Besides the great HTML interface (accessed by browsing to the unit’s URL on your local network, e.g. 192.168.1.200) the EX2’s best feature is ease of access. To get to your EX2’s storage from other PCs, there’s the WDMyCloud.com portal, and for Android, iOS, or Windows Phone 8 there’s the WD 2go app. Generate a code from the Cloud Access/Admin section of the Web interface of the EX2 and enter it in the WD 2go app and you’re, err… Good 2go.
The EX2’s feature set is focused, advanced, and extensible via apps. The basic feature set includes support for multiple users, shares, DLNA and iTunes media servers, and the aforementioned easy remote access. More advanced features include iSCSI with virtualization and S.M.A.R.T. drive info. Apps are installed to cover P2P, HTTP, and FTP access, as well as file viewing from a browser, and there are quite a few more available for download that facilitate content management, BitTorrent, and more.
The EX2 proved a decent performer with large files, writing our single 10GB file at 65MBps and reading it at 66MBps. Now those aren’t QNAP- or Synology-like numbers, but they’re acceptable for a consumer box. Writing our 10GB mix of files and folders at 18.5MBps and reading it at 29MBps, on the other hand, is just barely acceptable. Those speeds are significantly lower than average—especially the read number.
WD took particular care to make the EX2 easy to use while delivering a feature set that’s more than adequate for small businesses and corporate workgroups.
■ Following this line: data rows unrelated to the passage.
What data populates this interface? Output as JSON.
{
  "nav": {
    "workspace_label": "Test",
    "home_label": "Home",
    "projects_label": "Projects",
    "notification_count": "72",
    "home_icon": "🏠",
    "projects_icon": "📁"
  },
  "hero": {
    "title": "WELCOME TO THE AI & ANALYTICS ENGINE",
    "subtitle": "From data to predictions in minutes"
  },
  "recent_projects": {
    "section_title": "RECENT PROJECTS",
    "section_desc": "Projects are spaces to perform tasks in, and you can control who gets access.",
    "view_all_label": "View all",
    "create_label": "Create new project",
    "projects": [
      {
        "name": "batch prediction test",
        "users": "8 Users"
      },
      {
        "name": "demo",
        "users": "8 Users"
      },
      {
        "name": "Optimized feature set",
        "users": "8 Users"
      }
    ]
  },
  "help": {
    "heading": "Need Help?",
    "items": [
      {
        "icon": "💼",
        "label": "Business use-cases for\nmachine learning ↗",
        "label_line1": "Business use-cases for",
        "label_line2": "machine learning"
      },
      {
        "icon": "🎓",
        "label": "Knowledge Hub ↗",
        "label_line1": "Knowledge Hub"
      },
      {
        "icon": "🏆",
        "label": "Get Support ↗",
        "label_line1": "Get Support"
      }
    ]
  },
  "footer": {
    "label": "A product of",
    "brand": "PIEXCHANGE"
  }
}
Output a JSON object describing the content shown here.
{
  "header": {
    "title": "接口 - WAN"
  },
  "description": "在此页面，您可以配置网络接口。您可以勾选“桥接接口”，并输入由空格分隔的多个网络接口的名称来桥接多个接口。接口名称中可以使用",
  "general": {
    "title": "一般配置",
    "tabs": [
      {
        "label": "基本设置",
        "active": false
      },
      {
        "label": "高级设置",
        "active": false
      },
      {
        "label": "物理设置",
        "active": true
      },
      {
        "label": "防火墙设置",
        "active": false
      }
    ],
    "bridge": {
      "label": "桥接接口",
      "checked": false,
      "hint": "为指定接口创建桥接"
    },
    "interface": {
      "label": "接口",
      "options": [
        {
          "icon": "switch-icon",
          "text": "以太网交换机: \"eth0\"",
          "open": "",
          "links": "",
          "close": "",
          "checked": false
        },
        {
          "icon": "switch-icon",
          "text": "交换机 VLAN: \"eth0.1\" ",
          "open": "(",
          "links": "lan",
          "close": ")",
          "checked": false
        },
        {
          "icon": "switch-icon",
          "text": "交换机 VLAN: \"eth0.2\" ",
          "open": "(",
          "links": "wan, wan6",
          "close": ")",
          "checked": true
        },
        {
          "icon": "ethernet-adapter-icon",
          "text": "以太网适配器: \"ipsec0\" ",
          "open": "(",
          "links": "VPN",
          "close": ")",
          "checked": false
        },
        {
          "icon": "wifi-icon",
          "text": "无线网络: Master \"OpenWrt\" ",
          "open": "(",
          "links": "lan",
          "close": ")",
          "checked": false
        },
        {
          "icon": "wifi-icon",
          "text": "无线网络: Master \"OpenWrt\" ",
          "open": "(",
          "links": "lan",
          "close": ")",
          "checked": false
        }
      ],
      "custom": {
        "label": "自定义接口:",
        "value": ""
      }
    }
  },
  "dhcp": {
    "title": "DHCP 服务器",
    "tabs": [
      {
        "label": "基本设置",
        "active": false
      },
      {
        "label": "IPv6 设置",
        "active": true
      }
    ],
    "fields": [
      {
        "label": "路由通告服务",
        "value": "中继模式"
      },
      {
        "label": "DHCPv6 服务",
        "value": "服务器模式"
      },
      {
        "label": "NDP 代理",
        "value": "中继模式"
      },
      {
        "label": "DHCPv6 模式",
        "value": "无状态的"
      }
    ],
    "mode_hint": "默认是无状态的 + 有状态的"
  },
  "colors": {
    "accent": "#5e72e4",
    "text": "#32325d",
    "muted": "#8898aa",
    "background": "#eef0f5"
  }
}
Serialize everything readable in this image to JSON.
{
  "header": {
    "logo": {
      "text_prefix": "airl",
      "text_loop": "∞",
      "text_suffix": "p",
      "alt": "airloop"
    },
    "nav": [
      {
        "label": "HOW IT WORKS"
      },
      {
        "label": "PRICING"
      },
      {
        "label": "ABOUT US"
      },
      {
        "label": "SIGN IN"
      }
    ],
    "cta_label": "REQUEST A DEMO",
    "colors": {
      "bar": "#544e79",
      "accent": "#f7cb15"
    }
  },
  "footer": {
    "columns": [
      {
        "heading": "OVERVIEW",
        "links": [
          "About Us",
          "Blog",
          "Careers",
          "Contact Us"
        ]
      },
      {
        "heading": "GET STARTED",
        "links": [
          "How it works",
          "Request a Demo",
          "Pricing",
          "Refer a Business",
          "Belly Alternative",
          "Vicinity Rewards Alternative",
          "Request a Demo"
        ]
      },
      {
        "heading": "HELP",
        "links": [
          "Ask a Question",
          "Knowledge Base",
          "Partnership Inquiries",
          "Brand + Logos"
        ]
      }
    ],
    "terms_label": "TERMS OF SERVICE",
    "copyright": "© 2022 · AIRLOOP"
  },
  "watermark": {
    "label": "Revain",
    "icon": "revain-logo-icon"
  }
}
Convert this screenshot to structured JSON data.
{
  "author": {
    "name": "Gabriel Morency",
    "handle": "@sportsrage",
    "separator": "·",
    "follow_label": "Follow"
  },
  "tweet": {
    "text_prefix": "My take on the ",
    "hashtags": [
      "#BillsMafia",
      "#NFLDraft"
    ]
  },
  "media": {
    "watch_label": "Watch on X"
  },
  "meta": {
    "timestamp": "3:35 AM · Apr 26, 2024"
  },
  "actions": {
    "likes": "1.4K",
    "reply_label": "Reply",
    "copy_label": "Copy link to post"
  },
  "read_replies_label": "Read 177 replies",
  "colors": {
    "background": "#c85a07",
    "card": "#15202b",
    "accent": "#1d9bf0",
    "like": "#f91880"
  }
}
But this NAS box’s mundane performance renders us unwilling to extend our recommendation beyond the advanced consumer space.